Task to carry out
Omit every picture, then give all the entries again exactly.

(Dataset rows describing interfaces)
□ □ □

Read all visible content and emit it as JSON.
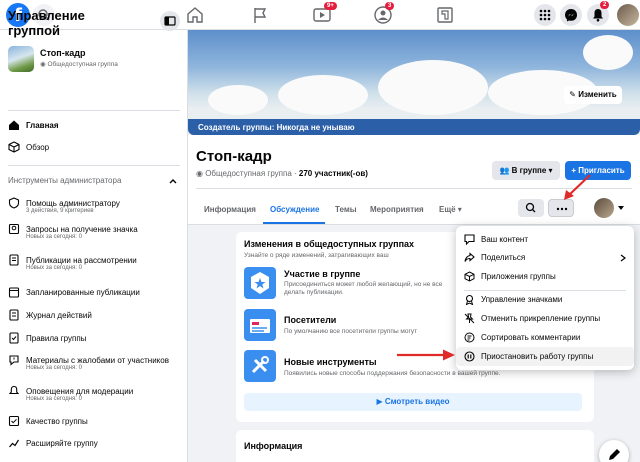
{
  "topbar": {
    "logo": "f",
    "badges": {
      "watch": "9+",
      "groups": "3",
      "notifications": "2"
    }
  },
  "sidebar": {
    "title": "Управление группой",
    "group_name": "Стоп-кадр",
    "group_privacy": "Общедоступная группа",
    "items": [
      {
        "label": "Главная"
      },
      {
        "label": "Обзор"
      }
    ],
    "section_title": "Инструменты администратора",
    "tools": [
      {
        "label": "Помощь администратору",
        "sub": "3 действия, 9 критериев"
      },
      {
        "label": "Запросы на получение значка",
        "sub": "Новых за сегодня: 0"
      },
      {
        "label": "Публикации на рассмотрении",
        "sub": "Новых за сегодня: 0"
      },
      {
        "label": "Запланированные публикации",
        "sub": ""
      },
      {
        "label": "Журнал действий",
        "sub": ""
      },
      {
        "label": "Правила группы",
        "sub": ""
      },
      {
        "label": "Материалы с жалобами от участников",
        "sub": "Новых за сегодня: 0"
      },
      {
        "label": "Оповещения для модерации",
        "sub": "Новых за сегодня: 0"
      },
      {
        "label": "Качество группы",
        "sub": ""
      },
      {
        "label": "Расширяйте группу",
        "sub": ""
      }
    ]
  },
  "cover": {
    "caption": "Создатель группы: Никогда не унываю",
    "edit_label": "Изменить"
  },
  "group": {
    "title": "Стоп-кадр",
    "privacy": "Общедоступная группа",
    "members": "270 участник(-ов)",
    "in_group_label": "В группе",
    "invite_label": "+ Пригласить"
  },
  "tabs": [
    "Информация",
    "Обсуждение",
    "Темы",
    "Мероприятия",
    "Ещё"
  ],
  "changes_card": {
    "title": "Изменения в общедоступных группах",
    "subtitle": "Узнайте о ряде изменений, затрагивающих ваш",
    "features": [
      {
        "title": "Участие в группе",
        "desc": "Присоединиться может любой желающий, но не все",
        "desc2": "делать публикации."
      },
      {
        "title": "Посетители",
        "desc": "По умолчанию все посетители группы могут",
        "desc2": ""
      },
      {
        "title": "Новые инструменты",
        "desc": "Появились новые способы поддержания безопасности в вашей группе.",
        "desc2": ""
      }
    ],
    "video_label": "Смотреть видео"
  },
  "info_card": {
    "title": "Информация"
  },
  "menu": {
    "items": [
      {
        "label": "Ваш контент",
        "icon": "comment-icon"
      },
      {
        "label": "Поделиться",
        "icon": "share-icon"
      },
      {
        "label": "Приложения группы",
        "icon": "cube-icon"
      },
      {
        "label": "Управление значками",
        "icon": "badge-icon"
      },
      {
        "label": "Отменить прикрепление группы",
        "icon": "unpin-icon"
      },
      {
        "label": "Сортировать комментарии",
        "icon": "sort-icon"
      },
      {
        "label": "Приостановить работу группы",
        "icon": "pause-icon"
      }
    ]
  },
  "colors": {
    "accent": "#1b74e4",
    "arrow": "#e02a2a"
  }
}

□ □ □

Output below
Read all visible content and emit it as JSON.
{
  "topbar": {
    "logo": "f",
    "badges": {
      "watch": "9+",
      "groups": "3",
      "notifications": "2"
    }
  },
  "sidebar": {
    "title": "Управление группой",
    "group_name": "Стоп-кадр",
    "group_privacy": "Общедоступная группа",
    "items": [
      {
        "label": "Главная"
      },
      {
        "label": "Обзор"
      }
    ],
    "section_title": "Инструменты администратора",
    "tools": [
      {
        "label": "Помощь администратору",
        "sub": "3 действия, 9 критериев"
      },
      {
        "label": "Запросы на получение значка",
        "sub": "Новых за сегодня: 0"
      },
      {
        "label": "Публикации на рассмотрении",
        "sub": "Новых за сегодня: 0"
      },
      {
        "label": "Запланированные публикации",
        "sub": ""
      },
      {
        "label": "Журнал действий",
        "sub": ""
      },
      {
        "label": "Правила группы",
        "sub": ""
      },
      {
        "label": "Материалы с жалобами от участников",
        "sub": "Новых за сегодня: 0"
      },
      {
        "label": "Оповещения для модерации",
        "sub": "Новых за сегодня: 0"
      },
      {
        "label": "Качество группы",
        "sub": ""
      },
      {
        "label": "Расширяйте группу",
        "sub": ""
      }
    ]
  },
  "cover": {
    "caption": "Создатель группы: Никогда не унываю",
    "edit_label": "Изменить"
  },
  "group": {
    "title": "Стоп-кадр",
    "privacy": "Общедоступная группа",
    "members": "270 участник(-ов)",
    "in_group_label": "В группе",
    "invite_label": "+ Пригласить"
  },
  "tabs": [
    "Информация",
    "Обсуждение",
    "Темы",
    "Мероприятия",
    "Ещё"
  ],
  "changes_card": {
    "title": "Изменения в общедоступных группах",
    "subtitle": "Узнайте о ряде изменений, затрагивающих ваш",
    "features": [
      {
        "title": "Участие в группе",
        "desc": "Присоединиться может любой желающий, но не все",
        "desc2": "делать публикации."
      },
      {
        "title": "Посетители",
        "desc": "По умолчанию все посетители группы могут",
        "desc2": ""
      },
      {
        "title": "Новые инструменты",
        "desc": "Появились новые способы поддержания безопасности в вашей группе.",
        "desc2": ""
      }
    ],
    "video_label": "Смотреть видео"
  },
  "info_card": {
    "title": "Информация"
  },
  "menu": {
    "items": [
      {
        "label": "Ваш контент",
        "icon": "comment-icon"
      },
      {
        "label": "Поделиться",
        "icon": "share-icon"
      },
      {
        "label": "Приложения группы",
        "icon": "cube-icon"
      },
      {
        "label": "Управление значками",
        "icon": "badge-icon"
      },
      {
        "label": "Отменить прикрепление группы",
        "icon": "unpin-icon"
      },
      {
        "label": "Сортировать комментарии",
        "icon": "sort-icon"
      },
      {
        "label": "Приостановить работу группы",
        "icon": "pause-icon"
      }
    ]
  },
  "colors": {
    "accent": "#1b74e4",
    "arrow": "#e02a2a"
  }
}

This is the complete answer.